9. Structure So it was about me not wanting to have to sit on the edge of the couch worrying while she was out till 2 a.m. with some hotshot driving a fast car, or me who did not want to sweat it while she went to Madison Square Garden at sixteen to watch a show that “everybody was allowed” to do. Bottom line, I was an embarrassment, “nobody else” has to do that, I was “overly protective”. Whatever, the tail did not wag the dog. She went into NYC for dance and vocal lessons at sixteen because I assessed it as being more low- risk than doing the town with a mob of exhilarated suburban teens. I am not sure how rational my thinking was, I didn’t care, I was the parent. I knew I was smarter and more experienced than kids who were not dry behind the ears. Once an adult living in NYC, she actually admitted to me that she was glad I had been the way I was, she was more cautious.
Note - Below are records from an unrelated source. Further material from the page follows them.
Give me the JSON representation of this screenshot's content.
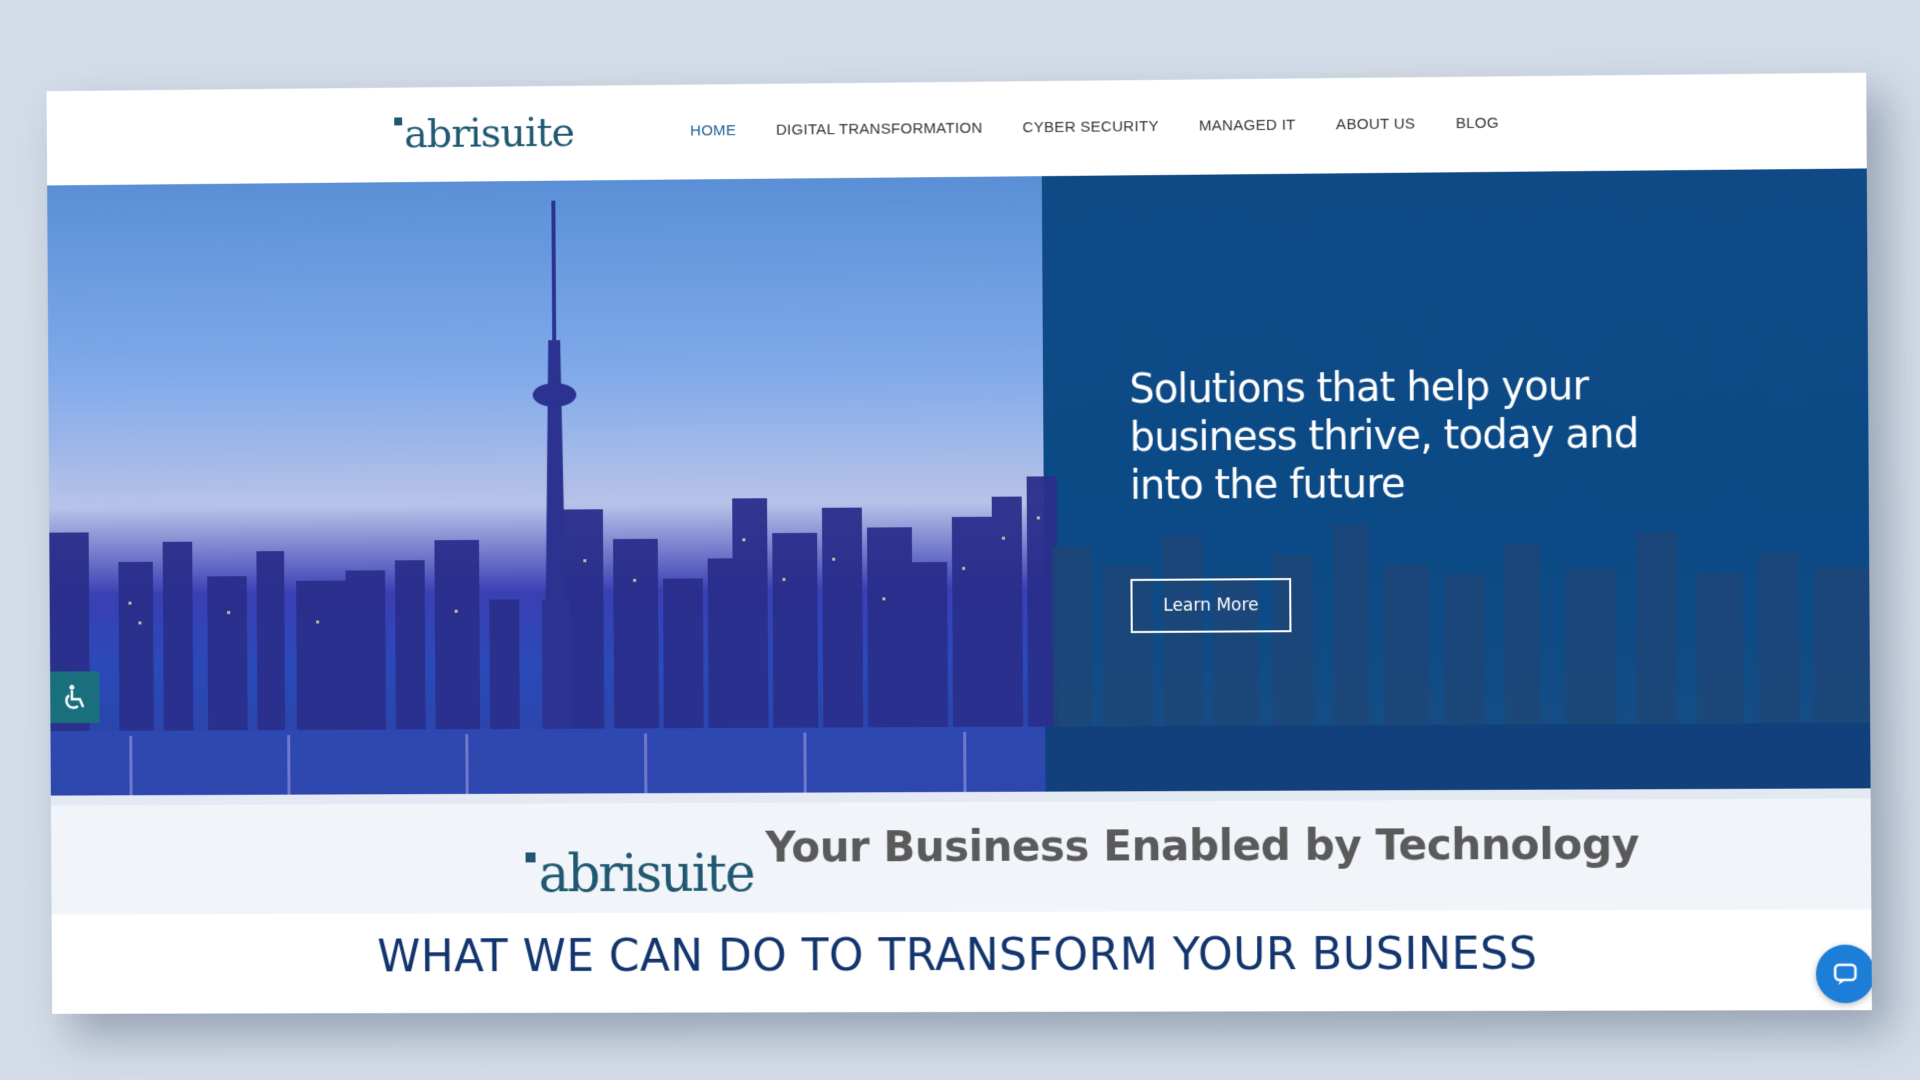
{
  "header": {
    "logo_text": "abrisuite",
    "nav": [
      {
        "label": "HOME",
        "active": true
      },
      {
        "label": "DIGITAL TRANSFORMATION",
        "active": false
      },
      {
        "label": "CYBER SECURITY",
        "active": false
      },
      {
        "label": "MANAGED IT",
        "active": false
      },
      {
        "label": "ABOUT US",
        "active": false
      },
      {
        "label": "BLOG",
        "active": false
      }
    ]
  },
  "hero": {
    "headline": "Solutions that help your business thrive, today and into the future",
    "cta_label": "Learn More"
  },
  "tagline": {
    "logo_text": "abrisuite",
    "text": "Your Business Enabled by Technology"
  },
  "section": {
    "title": "WHAT WE CAN DO TO TRANSFORM YOUR BUSINESS"
  },
  "widgets": {
    "accessibility_icon": "wheelchair-icon",
    "chat_icon": "chat-bubble-icon"
  },
  "colors": {
    "brand": "#1f5870",
    "nav_active": "#1f5b8e",
    "hero_panel": "#0b4a86",
    "section_title": "#12356e",
    "chat": "#1d7ed8",
    "accessibility": "#1a6f7c"
  }
}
I’m sure she never gets home till 2 a.m. these days but it’s her business now. Kids need structure and to have limits set for them because youth often cancels out judgment.
10. The Power of No You:”Did you tell the kids to go to bed, it’s 10?” Your Partner:“Yeah, but they didn’t go. I told them ten minutes ago to put the lights out.” You: “We gotta make them, you go.” Your Partner “No you go, I’m tired.” One would think after all these years of rules that bedtime would take. Hell no, it’s a constant battle. You need to win it, no cell phones in bed. Parental “No’s” must always be a victory for the parent. Equivocation will send the message that there is room for negotiation which is to be achieved by whining, ignoring you, or worse.
“James put the kitty down,” can’t be followed by “James, you need to put the kitty down because that hurts her and you wouldn’t want somebody holding you up by the leg now would you?” or “If you don’t put that cat down we are not going to the movies.” It needs to be “a look” followed by a sharp tone that lets James know that if he doesn’t put the cat down right now he’s going to be sorry.
When I left work to raise my young children after a ten-year stimulating career, I felt as comfortable in the suburbs as a Bushman in Downtown Tokyo. It was hard, sometimes very boring, sometimes very lonely. I did the best I could which was often not good enough and I’m close enough to my kids as adults that they are permitted to remind me of this! “I’m obsessed with my weight because in fifth grade you made me get on the scale every Sunday.” “You’re the reason I’m afraid of things, did you need to tell us the details about kidnapped kids?” Well in retrospect sounds awful, but back then it was my way of trying to protect you. Expression of disbelief on their faces. The only guarantee in parenting is that we will make mistakes. Hopefully my mistakes and lessons learned can help you avoid some of the pitfalls. The parenting journey is one of the richest of life’s experiences and it helps to have some guidelines to help us navigate.